(INFORMATION SHOWN Opens)
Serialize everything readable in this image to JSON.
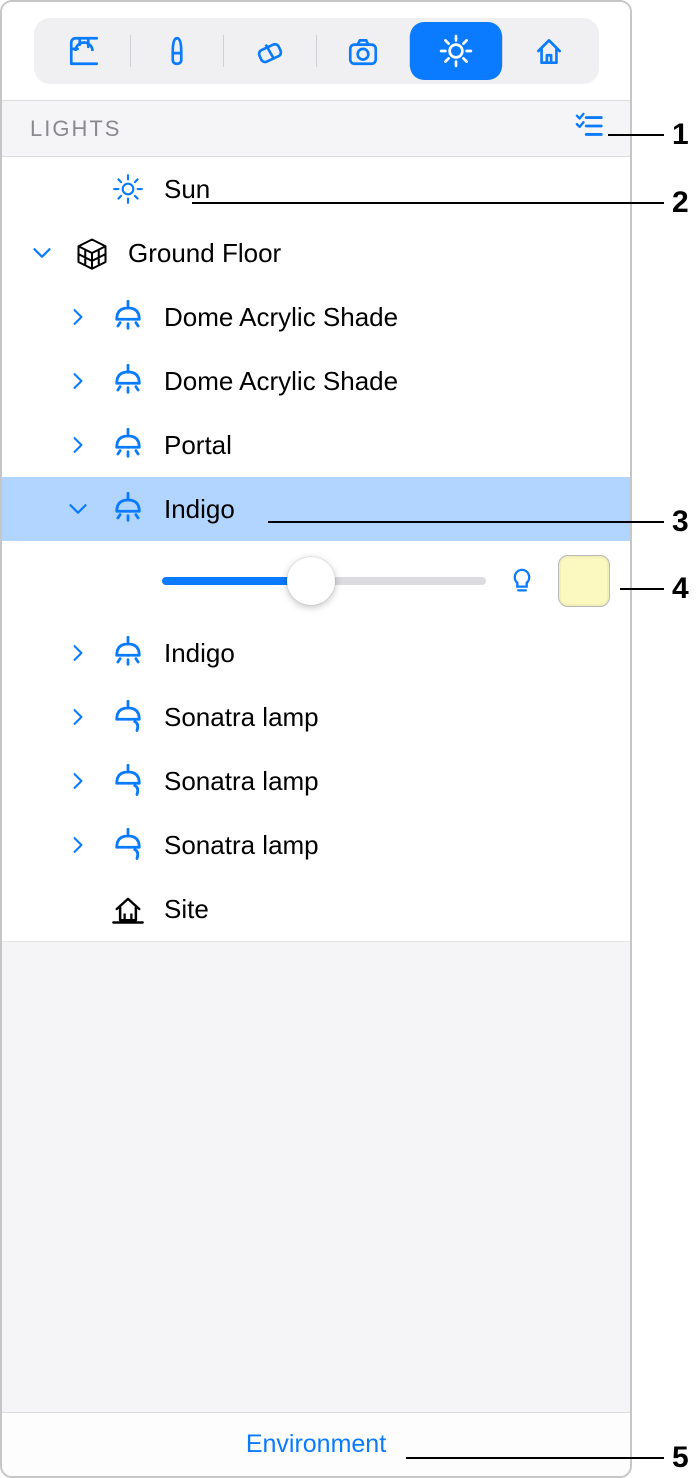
{
  "toolbar": {
    "buttons": [
      "measure",
      "brush",
      "eraser",
      "camera",
      "light",
      "house"
    ],
    "active_index": 4
  },
  "section": {
    "title": "LIGHTS"
  },
  "items": {
    "sun": "Sun",
    "ground_floor": "Ground Floor",
    "dome1": "Dome Acrylic Shade",
    "dome2": "Dome Acrylic Shade",
    "portal": "Portal",
    "indigo1": "Indigo",
    "indigo2": "Indigo",
    "sonatra1": "Sonatra lamp",
    "sonatra2": "Sonatra lamp",
    "sonatra3": "Sonatra lamp",
    "site": "Site"
  },
  "slider": {
    "value_percent": 46,
    "color_hex": "#fbf8c0"
  },
  "footer": {
    "link": "Environment"
  },
  "callouts": {
    "c1": "1",
    "c2": "2",
    "c3": "3",
    "c4": "4",
    "c5": "5"
  },
  "colors": {
    "accent": "#0a7bff",
    "selection": "#b1d5ff"
  }
}
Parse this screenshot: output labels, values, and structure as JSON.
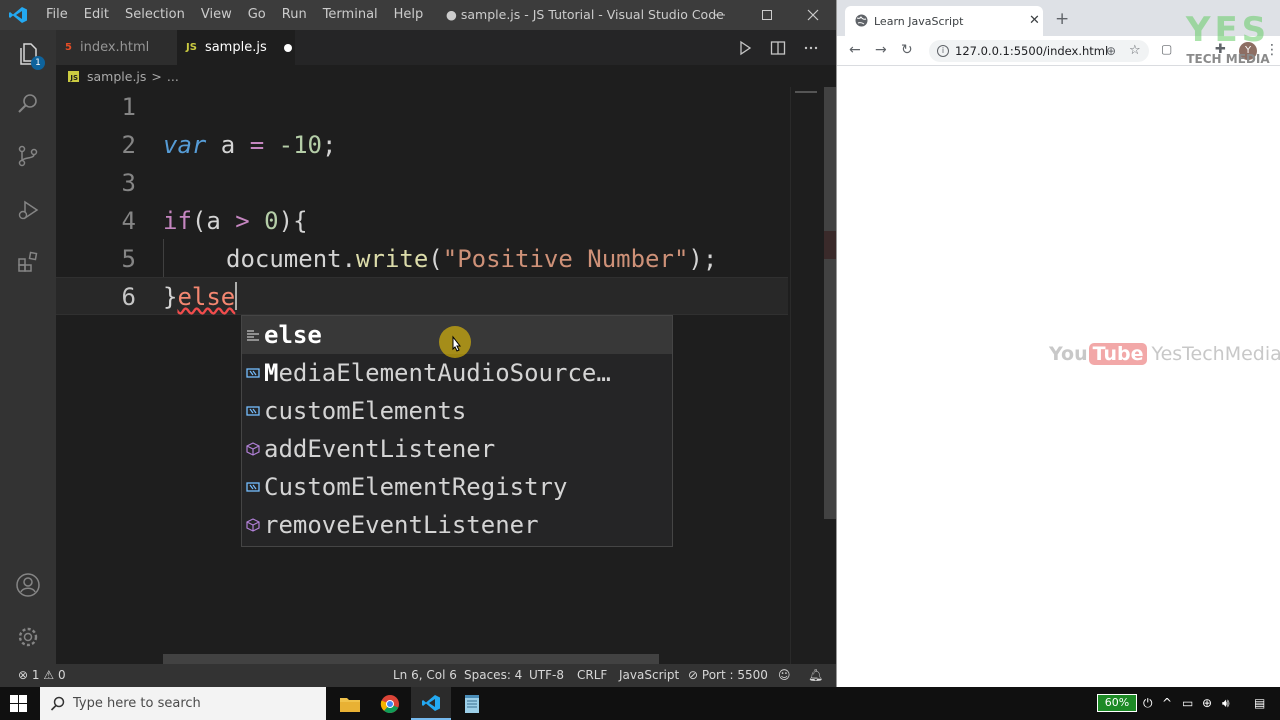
{
  "vscode": {
    "menu": [
      "File",
      "Edit",
      "Selection",
      "View",
      "Go",
      "Run",
      "Terminal",
      "Help"
    ],
    "window_title": "● sample.js - JS Tutorial - Visual Studio Code",
    "explorer_badge": "1",
    "tabs": [
      {
        "label": "index.html",
        "icon": "html5-icon",
        "active": false
      },
      {
        "label": "sample.js",
        "icon": "js-file-icon",
        "active": true,
        "dirty": true
      }
    ],
    "breadcrumb": {
      "file": "sample.js",
      "sep": ">",
      "rest": "..."
    },
    "code": {
      "line_numbers": [
        "1",
        "2",
        "3",
        "4",
        "5",
        "6"
      ],
      "current_line": "6",
      "l2": {
        "kw": "var",
        "ident": " a ",
        "op": "=",
        "num": " -10",
        "end": ";"
      },
      "l4": {
        "kw": "if",
        "open": "(a ",
        "op": ">",
        "num": " 0",
        "close": "){"
      },
      "l5": {
        "obj": "document.",
        "fn": "write",
        "open": "(",
        "str": "\"Positive Number\"",
        "close": ");"
      },
      "l6": {
        "brace": "}",
        "typed": "else"
      }
    },
    "suggestions": [
      {
        "match": "else",
        "rest": "",
        "icon": "keyword-icon",
        "selected": true
      },
      {
        "match": "M",
        "rest": "ediaElementAudioSource…",
        "icon": "variable-icon"
      },
      {
        "match": "",
        "rest": "customElements",
        "icon": "variable-icon"
      },
      {
        "match": "",
        "rest": "addEventListener",
        "icon": "method-icon"
      },
      {
        "match": "",
        "rest": "CustomElementRegistry",
        "icon": "variable-icon"
      },
      {
        "match": "",
        "rest": "removeEventListener",
        "icon": "method-icon"
      }
    ],
    "status": {
      "errors": "1",
      "warnings": "0",
      "position": "Ln 6, Col 6",
      "spaces": "Spaces: 4",
      "encoding": "UTF-8",
      "eol": "CRLF",
      "language": "JavaScript",
      "port": "Port : 5500"
    }
  },
  "browser": {
    "tab_title": "Learn JavaScript",
    "new_tab": "+",
    "url": "127.0.0.1:5500/index.html",
    "avatar_initial": "Y",
    "watermark_top": "YES",
    "watermark_bottom": "TECH MEDIA",
    "yt_you": "You",
    "yt_tube": "Tube",
    "yt_channel": "YesTechMedia"
  },
  "taskbar": {
    "search_placeholder": "Type here to search",
    "battery": "60%"
  },
  "colors": {
    "accent": "#007acc",
    "keyword": "#569cd6",
    "control": "#c586c0",
    "function": "#dcdcaa",
    "string": "#ce9178",
    "number": "#b5cea8",
    "error": "#f48771"
  }
}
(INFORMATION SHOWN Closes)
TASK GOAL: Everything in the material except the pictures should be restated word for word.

SOLUTION FOR THIS PROBLEM:
Serialize everything readable in this image to JSON.
{
  "toolbar": {
    "buttons": [
      "measure",
      "brush",
      "eraser",
      "camera",
      "light",
      "house"
    ],
    "active_index": 4
  },
  "section": {
    "title": "LIGHTS"
  },
  "items": {
    "sun": "Sun",
    "ground_floor": "Ground Floor",
    "dome1": "Dome Acrylic Shade",
    "dome2": "Dome Acrylic Shade",
    "portal": "Portal",
    "indigo1": "Indigo",
    "indigo2": "Indigo",
    "sonatra1": "Sonatra lamp",
    "sonatra2": "Sonatra lamp",
    "sonatra3": "Sonatra lamp",
    "site": "Site"
  },
  "slider": {
    "value_percent": 46,
    "color_hex": "#fbf8c0"
  },
  "footer": {
    "link": "Environment"
  },
  "callouts": {
    "c1": "1",
    "c2": "2",
    "c3": "3",
    "c4": "4",
    "c5": "5"
  },
  "colors": {
    "accent": "#0a7bff",
    "selection": "#b1d5ff"
  }
}
Parse this screenshot: output labels, values, and structure as JSON.
{
  "vscode": {
    "menu": [
      "File",
      "Edit",
      "Selection",
      "View",
      "Go",
      "Run",
      "Terminal",
      "Help"
    ],
    "window_title": "● sample.js - JS Tutorial - Visual Studio Code",
    "explorer_badge": "1",
    "tabs": [
      {
        "label": "index.html",
        "icon": "html5-icon",
        "active": false
      },
      {
        "label": "sample.js",
        "icon": "js-file-icon",
        "active": true,
        "dirty": true
      }
    ],
    "breadcrumb": {
      "file": "sample.js",
      "sep": ">",
      "rest": "..."
    },
    "code": {
      "line_numbers": [
        "1",
        "2",
        "3",
        "4",
        "5",
        "6"
      ],
      "current_line": "6",
      "l2": {
        "kw": "var",
        "ident": " a ",
        "op": "=",
        "num": " -10",
        "end": ";"
      },
      "l4": {
        "kw": "if",
        "open": "(a ",
        "op": ">",
        "num": " 0",
        "close": "){"
      },
      "l5": {
        "obj": "document.",
        "fn": "write",
        "open": "(",
        "str": "\"Positive Number\"",
        "close": ");"
      },
      "l6": {
        "brace": "}",
        "typed": "else"
      }
    },
    "suggestions": [
      {
        "match": "else",
        "rest": "",
        "icon": "keyword-icon",
        "selected": true
      },
      {
        "match": "M",
        "rest": "ediaElementAudioSource…",
        "icon": "variable-icon"
      },
      {
        "match": "",
        "rest": "customElements",
        "icon": "variable-icon"
      },
      {
        "match": "",
        "rest": "addEventListener",
        "icon": "method-icon"
      },
      {
        "match": "",
        "rest": "CustomElementRegistry",
        "icon": "variable-icon"
      },
      {
        "match": "",
        "rest": "removeEventListener",
        "icon": "method-icon"
      }
    ],
    "status": {
      "errors": "1",
      "warnings": "0",
      "position": "Ln 6, Col 6",
      "spaces": "Spaces: 4",
      "encoding": "UTF-8",
      "eol": "CRLF",
      "language": "JavaScript",
      "port": "Port : 5500"
    }
  },
  "browser": {
    "tab_title": "Learn JavaScript",
    "new_tab": "+",
    "url": "127.0.0.1:5500/index.html",
    "avatar_initial": "Y",
    "watermark_top": "YES",
    "watermark_bottom": "TECH MEDIA",
    "yt_you": "You",
    "yt_tube": "Tube",
    "yt_channel": "YesTechMedia"
  },
  "taskbar": {
    "search_placeholder": "Type here to search",
    "battery": "60%"
  },
  "colors": {
    "accent": "#007acc",
    "keyword": "#569cd6",
    "control": "#c586c0",
    "function": "#dcdcaa",
    "string": "#ce9178",
    "number": "#b5cea8",
    "error": "#f48771"
  }
}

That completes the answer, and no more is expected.